* _What is needed_:
Give the number of lines containing "JSON" in this listing, with no other words.

* _Dataset extract_:
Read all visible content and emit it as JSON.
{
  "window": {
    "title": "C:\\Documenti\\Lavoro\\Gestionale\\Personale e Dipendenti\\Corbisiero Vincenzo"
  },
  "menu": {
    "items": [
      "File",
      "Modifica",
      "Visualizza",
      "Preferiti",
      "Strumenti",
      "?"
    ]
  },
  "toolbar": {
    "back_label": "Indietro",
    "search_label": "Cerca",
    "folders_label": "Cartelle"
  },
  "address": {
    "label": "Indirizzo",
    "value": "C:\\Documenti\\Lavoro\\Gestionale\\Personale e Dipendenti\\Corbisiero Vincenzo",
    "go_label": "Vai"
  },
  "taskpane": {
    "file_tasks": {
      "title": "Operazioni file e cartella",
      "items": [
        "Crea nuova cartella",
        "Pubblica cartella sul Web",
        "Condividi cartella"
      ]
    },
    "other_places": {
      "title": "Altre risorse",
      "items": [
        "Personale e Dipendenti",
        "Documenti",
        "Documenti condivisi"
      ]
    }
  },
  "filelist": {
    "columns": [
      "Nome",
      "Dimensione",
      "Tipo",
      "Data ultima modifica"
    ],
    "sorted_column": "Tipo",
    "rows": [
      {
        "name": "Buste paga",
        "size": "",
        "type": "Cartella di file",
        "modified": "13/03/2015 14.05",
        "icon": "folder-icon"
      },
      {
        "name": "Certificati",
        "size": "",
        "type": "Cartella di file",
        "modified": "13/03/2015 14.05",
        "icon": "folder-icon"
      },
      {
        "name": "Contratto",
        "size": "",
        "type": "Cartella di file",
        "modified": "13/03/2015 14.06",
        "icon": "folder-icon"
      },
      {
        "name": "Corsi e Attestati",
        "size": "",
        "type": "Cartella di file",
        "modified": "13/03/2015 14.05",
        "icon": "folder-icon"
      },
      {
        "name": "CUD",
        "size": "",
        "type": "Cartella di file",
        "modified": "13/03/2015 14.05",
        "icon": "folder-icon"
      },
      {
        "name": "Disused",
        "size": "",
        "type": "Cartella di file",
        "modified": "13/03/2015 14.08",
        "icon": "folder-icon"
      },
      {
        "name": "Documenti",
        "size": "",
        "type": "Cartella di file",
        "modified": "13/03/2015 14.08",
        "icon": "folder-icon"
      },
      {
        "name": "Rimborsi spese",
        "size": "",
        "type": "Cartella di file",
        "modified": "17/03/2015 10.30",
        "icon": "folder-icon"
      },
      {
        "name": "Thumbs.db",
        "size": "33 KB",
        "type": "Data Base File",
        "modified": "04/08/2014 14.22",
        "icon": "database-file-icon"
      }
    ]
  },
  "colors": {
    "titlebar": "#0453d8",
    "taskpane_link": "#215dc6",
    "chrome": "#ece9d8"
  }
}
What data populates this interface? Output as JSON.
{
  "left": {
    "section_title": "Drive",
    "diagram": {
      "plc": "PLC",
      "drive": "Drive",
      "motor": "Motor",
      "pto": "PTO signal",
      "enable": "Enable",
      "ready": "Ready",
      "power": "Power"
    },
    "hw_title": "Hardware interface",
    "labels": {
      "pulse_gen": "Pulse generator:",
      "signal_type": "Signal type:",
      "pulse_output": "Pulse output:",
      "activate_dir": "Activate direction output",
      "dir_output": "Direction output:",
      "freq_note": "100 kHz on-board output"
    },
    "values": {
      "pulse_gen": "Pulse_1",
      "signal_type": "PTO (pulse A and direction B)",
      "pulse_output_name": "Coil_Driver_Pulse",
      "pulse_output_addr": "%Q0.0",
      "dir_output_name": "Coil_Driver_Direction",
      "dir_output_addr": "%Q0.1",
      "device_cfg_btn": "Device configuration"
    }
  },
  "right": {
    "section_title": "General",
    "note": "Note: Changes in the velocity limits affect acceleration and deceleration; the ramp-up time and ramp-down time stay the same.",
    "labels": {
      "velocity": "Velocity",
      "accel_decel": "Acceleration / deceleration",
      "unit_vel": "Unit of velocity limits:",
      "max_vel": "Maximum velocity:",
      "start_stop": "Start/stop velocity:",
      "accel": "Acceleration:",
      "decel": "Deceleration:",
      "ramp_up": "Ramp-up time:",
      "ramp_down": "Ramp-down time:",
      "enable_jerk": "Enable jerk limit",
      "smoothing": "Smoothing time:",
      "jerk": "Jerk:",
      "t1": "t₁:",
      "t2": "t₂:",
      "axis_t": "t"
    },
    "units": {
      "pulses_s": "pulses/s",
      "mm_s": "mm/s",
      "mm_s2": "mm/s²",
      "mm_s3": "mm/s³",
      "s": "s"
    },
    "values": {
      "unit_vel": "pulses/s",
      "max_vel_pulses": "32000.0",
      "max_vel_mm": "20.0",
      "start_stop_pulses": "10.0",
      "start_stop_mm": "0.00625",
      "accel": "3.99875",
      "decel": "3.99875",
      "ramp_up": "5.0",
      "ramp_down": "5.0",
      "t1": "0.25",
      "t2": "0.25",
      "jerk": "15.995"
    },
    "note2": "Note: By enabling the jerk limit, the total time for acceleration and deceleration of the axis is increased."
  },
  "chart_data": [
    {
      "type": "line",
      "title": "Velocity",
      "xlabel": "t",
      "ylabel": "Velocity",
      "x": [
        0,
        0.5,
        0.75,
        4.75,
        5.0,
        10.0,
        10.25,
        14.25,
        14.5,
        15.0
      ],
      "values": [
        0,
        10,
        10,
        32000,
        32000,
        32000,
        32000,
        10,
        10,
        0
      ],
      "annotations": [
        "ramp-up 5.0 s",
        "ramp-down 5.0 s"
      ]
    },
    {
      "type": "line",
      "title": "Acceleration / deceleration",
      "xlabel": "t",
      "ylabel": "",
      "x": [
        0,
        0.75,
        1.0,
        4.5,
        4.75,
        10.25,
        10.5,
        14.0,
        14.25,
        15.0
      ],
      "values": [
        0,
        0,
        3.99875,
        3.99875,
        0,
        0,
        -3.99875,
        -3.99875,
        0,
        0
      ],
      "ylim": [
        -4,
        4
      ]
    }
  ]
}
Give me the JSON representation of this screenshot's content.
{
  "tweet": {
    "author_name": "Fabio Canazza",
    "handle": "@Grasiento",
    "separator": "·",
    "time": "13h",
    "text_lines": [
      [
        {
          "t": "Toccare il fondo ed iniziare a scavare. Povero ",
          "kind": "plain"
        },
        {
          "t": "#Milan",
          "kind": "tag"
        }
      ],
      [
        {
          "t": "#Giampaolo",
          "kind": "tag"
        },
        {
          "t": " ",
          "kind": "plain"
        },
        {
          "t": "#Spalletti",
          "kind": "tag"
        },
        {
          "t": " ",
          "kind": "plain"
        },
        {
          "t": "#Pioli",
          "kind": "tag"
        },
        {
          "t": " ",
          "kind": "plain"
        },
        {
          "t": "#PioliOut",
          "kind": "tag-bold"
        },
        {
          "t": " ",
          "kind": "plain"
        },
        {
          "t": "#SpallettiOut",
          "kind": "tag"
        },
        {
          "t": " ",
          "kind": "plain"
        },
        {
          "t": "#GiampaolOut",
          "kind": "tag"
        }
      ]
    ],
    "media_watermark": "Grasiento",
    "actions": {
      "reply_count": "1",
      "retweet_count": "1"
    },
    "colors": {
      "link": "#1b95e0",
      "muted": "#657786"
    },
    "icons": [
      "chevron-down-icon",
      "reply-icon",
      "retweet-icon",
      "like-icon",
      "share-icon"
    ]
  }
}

* _Solution for this task_:
3